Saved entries
· · ·
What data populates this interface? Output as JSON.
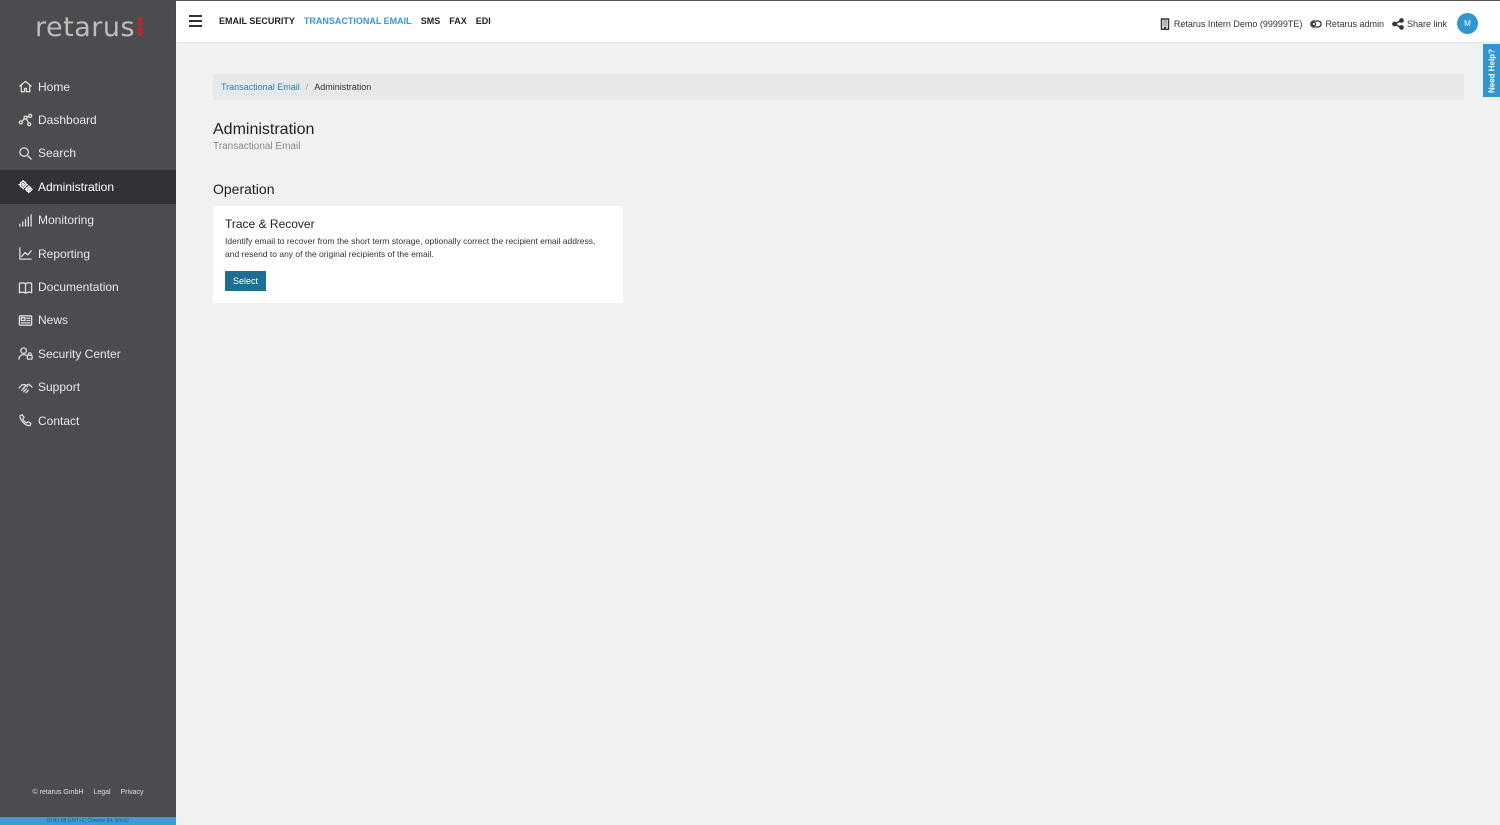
{
  "brand": {
    "logo_text": "retarus",
    "logo_dots": "⁞"
  },
  "sidebar": {
    "items": [
      {
        "label": "Home",
        "icon": "home-icon"
      },
      {
        "label": "Dashboard",
        "icon": "dashboard-icon"
      },
      {
        "label": "Search",
        "icon": "search-icon"
      },
      {
        "label": "Administration",
        "icon": "gears-icon",
        "active": true
      },
      {
        "label": "Monitoring",
        "icon": "signal-bars-icon"
      },
      {
        "label": "Reporting",
        "icon": "chart-icon"
      },
      {
        "label": "Documentation",
        "icon": "book-icon"
      },
      {
        "label": "News",
        "icon": "newspaper-icon"
      },
      {
        "label": "Security Center",
        "icon": "user-lock-icon"
      },
      {
        "label": "Support",
        "icon": "handshake-icon"
      },
      {
        "label": "Contact",
        "icon": "phone-icon"
      }
    ],
    "footer": {
      "company": "© retarus GmbH",
      "legal": "Legal",
      "privacy": "Privacy"
    },
    "bottom_bar_text": "01:41:09 GMT+2, Chrome 84, Win32"
  },
  "topbar": {
    "nav": [
      {
        "label": "EMAIL SECURITY",
        "active": false
      },
      {
        "label": "TRANSACTIONAL EMAIL",
        "active": true
      },
      {
        "label": "SMS",
        "active": false
      },
      {
        "label": "FAX",
        "active": false
      },
      {
        "label": "EDI",
        "active": false
      }
    ],
    "account": "Retarus Intern Demo (99999TE)",
    "user": "Retarus admin",
    "share": "Share link",
    "avatar_initial": "M"
  },
  "need_help": "Need Help?",
  "breadcrumb": {
    "parent": "Transactional Email",
    "current": "Administration"
  },
  "page": {
    "title": "Administration",
    "subtitle": "Transactional Email"
  },
  "section": {
    "title": "Operation",
    "card": {
      "title": "Trace & Recover",
      "description": "Identify email to recover from the short term storage, optionally correct the recipient email address, and resend to any of the original recipients of the email.",
      "button": "Select"
    }
  },
  "colors": {
    "accent": "#2f96cf",
    "sidebar_bg": "#4a4c50",
    "sidebar_active": "#303236",
    "button": "#1f6f94",
    "logo_dots": "#c0272d"
  }
}
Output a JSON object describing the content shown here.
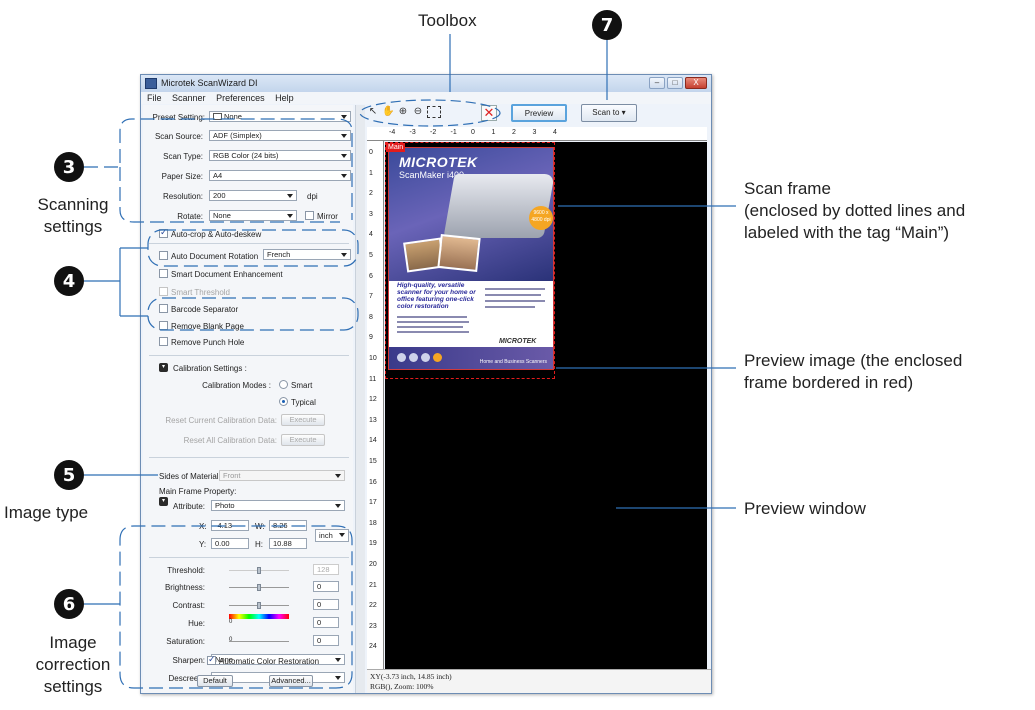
{
  "annotations": {
    "toolbox": "Toolbox",
    "badge3": "3",
    "badge4": "4",
    "badge5": "5",
    "badge6": "6",
    "badge7": "7",
    "scanning_settings_line1": "Scanning",
    "scanning_settings_line2": "settings",
    "image_type": "Image type",
    "image_correction_line1": "Image",
    "image_correction_line2": "correction",
    "image_correction_line3": "settings",
    "scan_frame_line1": "Scan frame",
    "scan_frame_line2": "(enclosed by dotted lines and",
    "scan_frame_line3": "labeled with the tag “Main”)",
    "preview_image_line1": "Preview image (the enclosed",
    "preview_image_line2": "frame bordered in red)",
    "preview_window": "Preview window"
  },
  "window": {
    "title": "Microtek ScanWizard DI",
    "menus": [
      "File",
      "Scanner",
      "Preferences",
      "Help"
    ],
    "controls": {
      "minimize": "–",
      "maximize": "□",
      "close": "X"
    }
  },
  "panel": {
    "preset_label": "Preset Setting:",
    "preset_value": "None",
    "scan_source_label": "Scan Source:",
    "scan_source_value": "ADF (Simplex)",
    "scan_type_label": "Scan Type:",
    "scan_type_value": "RGB Color (24 bits)",
    "paper_size_label": "Paper Size:",
    "paper_size_value": "A4",
    "resolution_label": "Resolution:",
    "resolution_value": "200",
    "resolution_unit": "dpi",
    "rotate_label": "Rotate:",
    "rotate_value": "None",
    "mirror_label": "Mirror",
    "autocrop_label": "Auto-crop & Auto-deskew",
    "auto_doc_rotation_label": "Auto Document Rotation",
    "auto_doc_rotation_lang": "French",
    "smart_doc_enh_label": "Smart Document Enhancement",
    "smart_threshold_label": "Smart Threshold",
    "barcode_label": "Barcode Separator",
    "remove_blank_label": "Remove Blank Page",
    "remove_punch_label": "Remove Punch Hole",
    "calibration_title": "Calibration Settings :",
    "calibration_modes_label": "Calibration Modes :",
    "calibration_smart": "Smart",
    "calibration_typical": "Typical",
    "reset_current_label": "Reset Current Calibration Data:",
    "reset_all_label": "Reset All Calibration Data:",
    "execute": "Execute",
    "sides_label": "Sides of Material:",
    "sides_value": "Front",
    "main_frame_label": "Main Frame Property:",
    "attribute_label": "Attribute:",
    "attribute_value": "Photo",
    "x_label": "X:",
    "x_value": "-4.13",
    "w_label": "W:",
    "w_value": "8.26",
    "y_label": "Y:",
    "y_value": "0.00",
    "h_label": "H:",
    "h_value": "10.88",
    "unit_value": "inch",
    "threshold_label": "Threshold:",
    "threshold_value": "128",
    "brightness_label": "Brightness:",
    "brightness_value": "0",
    "contrast_label": "Contrast:",
    "contrast_value": "0",
    "hue_label": "Hue:",
    "hue_value": "0",
    "hue_zero": "0",
    "saturation_label": "Saturation:",
    "saturation_value": "0",
    "saturation_zero": "0",
    "sharpen_label": "Sharpen:",
    "sharpen_value": "None",
    "descreen_label": "Descreen:",
    "descreen_value": "None",
    "auto_color_label": "Automatic Color Restoration",
    "default_btn": "Default",
    "advanced_btn": "Advanced..."
  },
  "toolbar": {
    "preview_btn": "Preview",
    "scan_to_btn": "Scan to",
    "stop_icon": "✕"
  },
  "ruler": {
    "h_labels": [
      "-4",
      "-3",
      "-2",
      "-1",
      "0",
      "1",
      "2",
      "3",
      "4"
    ],
    "v_labels": [
      "0",
      "1",
      "2",
      "3",
      "4",
      "5",
      "6",
      "7",
      "8",
      "9",
      "10",
      "11",
      "12",
      "13",
      "14",
      "15",
      "16",
      "17",
      "18",
      "19",
      "20",
      "21",
      "22",
      "23",
      "24"
    ]
  },
  "preview": {
    "frame_tag": "Main",
    "brochure_logo": "MICROTEK",
    "brochure_model": "ScanMaker i400",
    "brochure_headline": "High-quality, versatile scanner for your home or office featuring one-click color restoration",
    "brochure_mini_logo": "MICROTEK",
    "brochure_footer": "Home and Business Scanners",
    "dpi_badge": "9600 x 4800 dpi"
  },
  "status": {
    "line1": "XY(-3.73 inch, 14.85 inch)",
    "line2": "RGB(), Zoom: 100%"
  },
  "colors": {
    "callout_blue": "#2f6fb5",
    "scan_frame_red": "#e21c1c",
    "preview_bg": "#000000"
  }
}
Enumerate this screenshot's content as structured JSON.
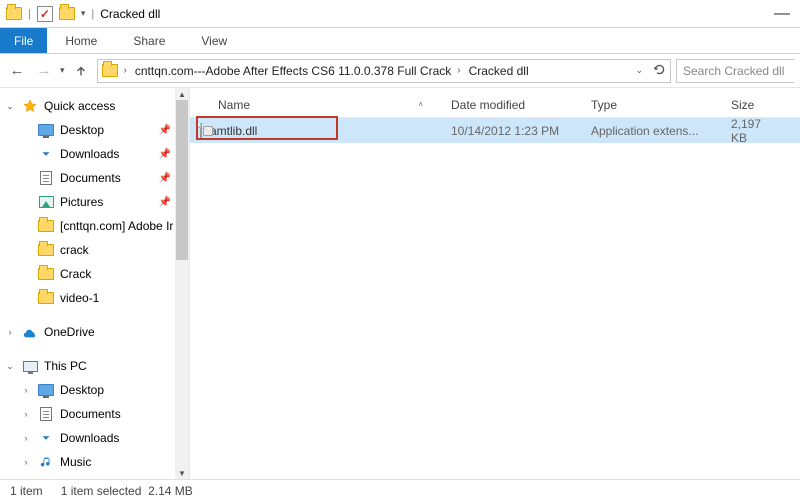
{
  "titlebar": {
    "title": "Cracked dll"
  },
  "ribbon": {
    "file": "File",
    "tabs": [
      "Home",
      "Share",
      "View"
    ]
  },
  "address": {
    "crumbs": [
      "cnttqn.com---Adobe After Effects CS6 11.0.0.378 Full Crack",
      "Cracked dll"
    ],
    "search_placeholder": "Search Cracked dll"
  },
  "sidebar": {
    "quick_access": "Quick access",
    "quick_items": [
      {
        "label": "Desktop",
        "icon": "desktop",
        "pinned": true
      },
      {
        "label": "Downloads",
        "icon": "dl",
        "pinned": true
      },
      {
        "label": "Documents",
        "icon": "doc",
        "pinned": true
      },
      {
        "label": "Pictures",
        "icon": "pic",
        "pinned": true
      },
      {
        "label": "[cnttqn.com] Adobe Ir",
        "icon": "folder",
        "pinned": false
      },
      {
        "label": "crack",
        "icon": "folder",
        "pinned": false
      },
      {
        "label": "Crack",
        "icon": "folder",
        "pinned": false
      },
      {
        "label": "video-1",
        "icon": "folder",
        "pinned": false
      }
    ],
    "onedrive": "OneDrive",
    "thispc": "This PC",
    "pc_items": [
      {
        "label": "Desktop",
        "icon": "desktop"
      },
      {
        "label": "Documents",
        "icon": "doc"
      },
      {
        "label": "Downloads",
        "icon": "dl"
      },
      {
        "label": "Music",
        "icon": "music"
      }
    ]
  },
  "columns": {
    "name": "Name",
    "date": "Date modified",
    "type": "Type",
    "size": "Size"
  },
  "files": [
    {
      "name": "amtlib.dll",
      "date": "10/14/2012 1:23 PM",
      "type": "Application extens...",
      "size": "2,197 KB",
      "selected": true,
      "highlighted": true
    }
  ],
  "status": {
    "count": "1 item",
    "selected": "1 item selected",
    "size": "2.14 MB"
  }
}
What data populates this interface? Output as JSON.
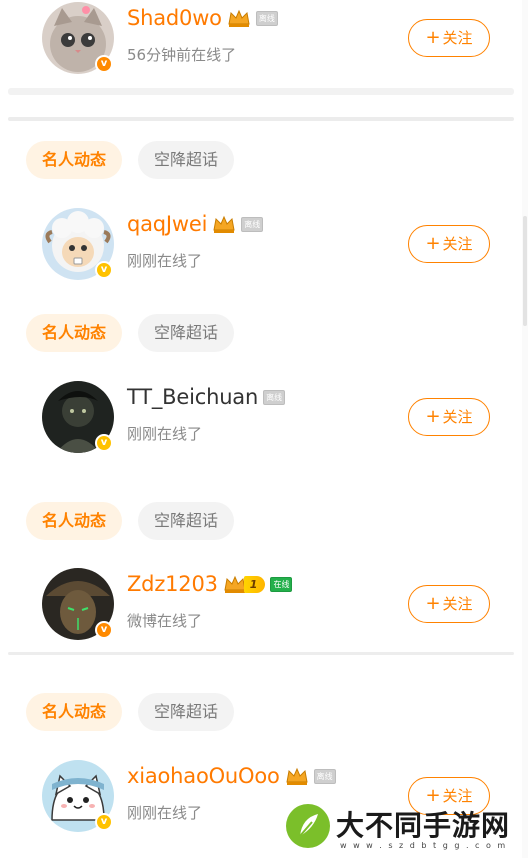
{
  "tags": {
    "active": "名人动态",
    "plain": "空降超话"
  },
  "follow_label": "关注",
  "follow_plus": "+",
  "users": [
    {
      "name": "Shad0wo",
      "name_style": "vip",
      "crown": true,
      "status_pill": "离线",
      "status_kind": "offline",
      "subtitle": "56分钟前在线了",
      "badge": "orange"
    },
    {
      "name": "qaqJwei",
      "name_style": "vip",
      "crown": true,
      "status_pill": "离线",
      "status_kind": "offline",
      "subtitle": "刚刚在线了",
      "badge": "yellow"
    },
    {
      "name": "TT_Beichuan",
      "name_style": "normal",
      "crown": false,
      "status_pill": "离线",
      "status_kind": "offline",
      "subtitle": "刚刚在线了",
      "badge": "yellow"
    },
    {
      "name": "Zdz1203",
      "name_style": "vip",
      "crown": true,
      "level": "1",
      "status_pill": "在线",
      "status_kind": "online",
      "subtitle": "微博在线了",
      "badge": "orange"
    },
    {
      "name": "xiaohaoOuOoo",
      "name_style": "vip",
      "crown": true,
      "status_pill": "离线",
      "status_kind": "offline",
      "subtitle": "刚刚在线了",
      "badge": "yellow"
    }
  ],
  "watermark": {
    "title": "大不同手游网",
    "url": "w w w . s z d b t g g . c o m"
  },
  "colors": {
    "accent": "#ff8200",
    "vip_name": "#ff7a00",
    "online": "#23b04b"
  }
}
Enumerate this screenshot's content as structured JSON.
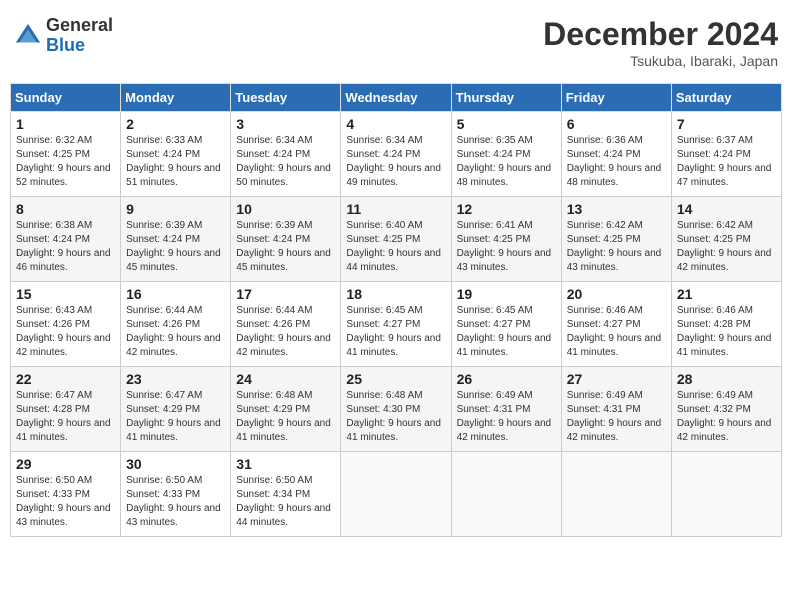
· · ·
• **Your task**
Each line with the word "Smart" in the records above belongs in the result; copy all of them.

• **Solved exercise**
    "smart_doc_enh_label": "Smart Document Enhancement",
    "smart_threshold_label": "Smart Threshold",
    "calibration_smart": "Smart",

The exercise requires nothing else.